Thanks to Edge Adventures Sea Kayaking and Sport Corran Tuathail for sponsoring this fantastic weekend!
Sport Corran Tuathail are Killarney's Outdoor Adventure Shop, based in the Outlet Centre, and also available online at www.sct.ie. They stock a range of sit on tops, kayaks and all the other essential personal and safety equipment.
''Thanks for the White Water Promotion. I can honestly say it was so much fun, even the 'several' dunkings I got. It was just exhilarating and tiring… My arms ached!''
Emma, Cork
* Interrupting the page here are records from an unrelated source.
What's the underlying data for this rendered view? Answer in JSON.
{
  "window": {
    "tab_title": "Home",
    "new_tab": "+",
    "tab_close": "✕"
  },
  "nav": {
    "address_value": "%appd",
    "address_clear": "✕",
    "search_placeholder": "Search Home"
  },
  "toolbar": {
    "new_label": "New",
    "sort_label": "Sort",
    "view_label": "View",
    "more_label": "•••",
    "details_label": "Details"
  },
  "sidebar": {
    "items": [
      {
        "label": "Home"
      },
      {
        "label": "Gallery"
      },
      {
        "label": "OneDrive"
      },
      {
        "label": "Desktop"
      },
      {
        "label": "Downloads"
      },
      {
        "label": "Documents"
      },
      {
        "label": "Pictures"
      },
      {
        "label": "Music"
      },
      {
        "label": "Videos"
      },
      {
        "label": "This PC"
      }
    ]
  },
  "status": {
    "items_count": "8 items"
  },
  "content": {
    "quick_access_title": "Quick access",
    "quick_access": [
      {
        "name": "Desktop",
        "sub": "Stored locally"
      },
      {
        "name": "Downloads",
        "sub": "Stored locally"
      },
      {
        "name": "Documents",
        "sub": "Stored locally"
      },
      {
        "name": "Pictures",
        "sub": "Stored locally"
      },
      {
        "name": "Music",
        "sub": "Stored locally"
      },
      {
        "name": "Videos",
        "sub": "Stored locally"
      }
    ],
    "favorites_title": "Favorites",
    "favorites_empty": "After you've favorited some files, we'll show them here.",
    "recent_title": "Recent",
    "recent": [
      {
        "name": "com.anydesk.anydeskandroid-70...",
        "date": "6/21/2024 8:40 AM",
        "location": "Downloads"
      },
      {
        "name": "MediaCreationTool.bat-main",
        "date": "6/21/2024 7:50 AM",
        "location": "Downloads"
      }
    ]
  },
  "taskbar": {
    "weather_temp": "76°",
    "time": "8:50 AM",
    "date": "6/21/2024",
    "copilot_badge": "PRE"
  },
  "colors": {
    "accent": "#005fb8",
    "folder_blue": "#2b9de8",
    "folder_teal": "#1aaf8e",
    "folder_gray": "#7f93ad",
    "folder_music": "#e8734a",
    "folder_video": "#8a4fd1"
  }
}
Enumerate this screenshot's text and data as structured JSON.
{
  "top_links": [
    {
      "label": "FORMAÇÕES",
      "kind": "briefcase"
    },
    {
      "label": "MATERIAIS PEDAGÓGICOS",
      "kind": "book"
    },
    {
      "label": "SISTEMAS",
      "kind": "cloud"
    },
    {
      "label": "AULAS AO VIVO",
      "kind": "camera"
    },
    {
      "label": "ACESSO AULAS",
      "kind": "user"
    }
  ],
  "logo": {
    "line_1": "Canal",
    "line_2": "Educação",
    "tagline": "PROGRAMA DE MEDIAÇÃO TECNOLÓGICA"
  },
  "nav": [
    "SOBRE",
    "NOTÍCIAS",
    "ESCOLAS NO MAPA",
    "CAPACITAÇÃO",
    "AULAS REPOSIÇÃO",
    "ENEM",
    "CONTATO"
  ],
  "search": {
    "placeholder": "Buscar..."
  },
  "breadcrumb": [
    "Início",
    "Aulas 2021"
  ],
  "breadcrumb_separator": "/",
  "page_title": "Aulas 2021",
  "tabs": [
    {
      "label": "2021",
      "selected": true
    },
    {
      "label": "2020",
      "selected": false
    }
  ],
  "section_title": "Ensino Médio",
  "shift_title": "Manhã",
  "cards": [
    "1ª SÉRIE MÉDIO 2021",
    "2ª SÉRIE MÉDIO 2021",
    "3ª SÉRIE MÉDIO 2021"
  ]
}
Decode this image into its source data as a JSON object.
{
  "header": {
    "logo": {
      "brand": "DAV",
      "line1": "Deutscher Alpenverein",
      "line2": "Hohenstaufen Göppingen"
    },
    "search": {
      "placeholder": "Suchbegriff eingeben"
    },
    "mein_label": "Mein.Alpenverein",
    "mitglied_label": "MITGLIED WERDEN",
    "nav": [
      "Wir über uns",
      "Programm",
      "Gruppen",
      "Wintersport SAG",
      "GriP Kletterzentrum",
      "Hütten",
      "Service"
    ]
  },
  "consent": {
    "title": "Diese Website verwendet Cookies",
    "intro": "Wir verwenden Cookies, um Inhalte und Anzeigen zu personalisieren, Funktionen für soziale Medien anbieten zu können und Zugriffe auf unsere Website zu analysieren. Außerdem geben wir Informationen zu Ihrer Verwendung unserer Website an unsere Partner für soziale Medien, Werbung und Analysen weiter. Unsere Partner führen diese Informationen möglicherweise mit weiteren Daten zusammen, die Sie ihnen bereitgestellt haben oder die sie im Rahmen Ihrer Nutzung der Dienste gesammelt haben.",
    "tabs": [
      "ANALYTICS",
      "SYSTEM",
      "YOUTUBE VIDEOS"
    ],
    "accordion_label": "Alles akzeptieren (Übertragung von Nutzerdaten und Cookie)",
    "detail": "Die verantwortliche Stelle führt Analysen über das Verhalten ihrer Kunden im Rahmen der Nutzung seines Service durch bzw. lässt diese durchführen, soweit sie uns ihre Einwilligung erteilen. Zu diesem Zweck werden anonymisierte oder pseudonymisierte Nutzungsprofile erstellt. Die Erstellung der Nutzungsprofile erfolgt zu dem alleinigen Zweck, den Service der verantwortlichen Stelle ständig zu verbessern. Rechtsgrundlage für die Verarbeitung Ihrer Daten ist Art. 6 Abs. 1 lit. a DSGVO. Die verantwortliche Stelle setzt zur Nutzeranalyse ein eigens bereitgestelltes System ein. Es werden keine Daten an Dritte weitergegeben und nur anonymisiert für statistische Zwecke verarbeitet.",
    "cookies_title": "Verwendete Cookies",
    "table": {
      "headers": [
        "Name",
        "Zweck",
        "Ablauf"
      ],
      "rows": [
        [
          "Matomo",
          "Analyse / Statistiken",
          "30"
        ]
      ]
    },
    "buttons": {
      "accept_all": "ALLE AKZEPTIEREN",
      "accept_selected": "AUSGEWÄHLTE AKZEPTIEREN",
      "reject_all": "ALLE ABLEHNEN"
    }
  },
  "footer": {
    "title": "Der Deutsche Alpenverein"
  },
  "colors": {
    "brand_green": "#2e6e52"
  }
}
I was one on the lucky one's to attend the white water promotion last week-end, and all I can say is that it was the best Saturday afternoon I have spent in a long time. The professionalism and good humour of the entire team of instructors was exceptional. We were in a group of three and we had a great laugh while learning some of the basic skills. I have dabbled about with kayaks in the past, but this has given me a taste to progress and identify which type/style is best for me before I invest in a boat. Hope to follow up with a 2 day course.
Gerry, Cork
Three of us spent an afternoon on a taster course of white water kayaking with Nathan Kingerlee and Edge Adventures Sea Kayaking in September by the lovely Beaufort Bridge in Kerry. Apart from having great fun and getting a good feel for what the sport entails, the whole set-up was very professional and well run in a seemingly effortless kind of way (that, of course, is never effortless). One of us is hoping to go back for a two-day course, one of us is dithering and I think ocean kayaking is the one that rocks my boat (awful pun intended). Thanks to Nathan, Sport CorrĂ¡n Tuathail and Edge Adventures.
Bridget, Cork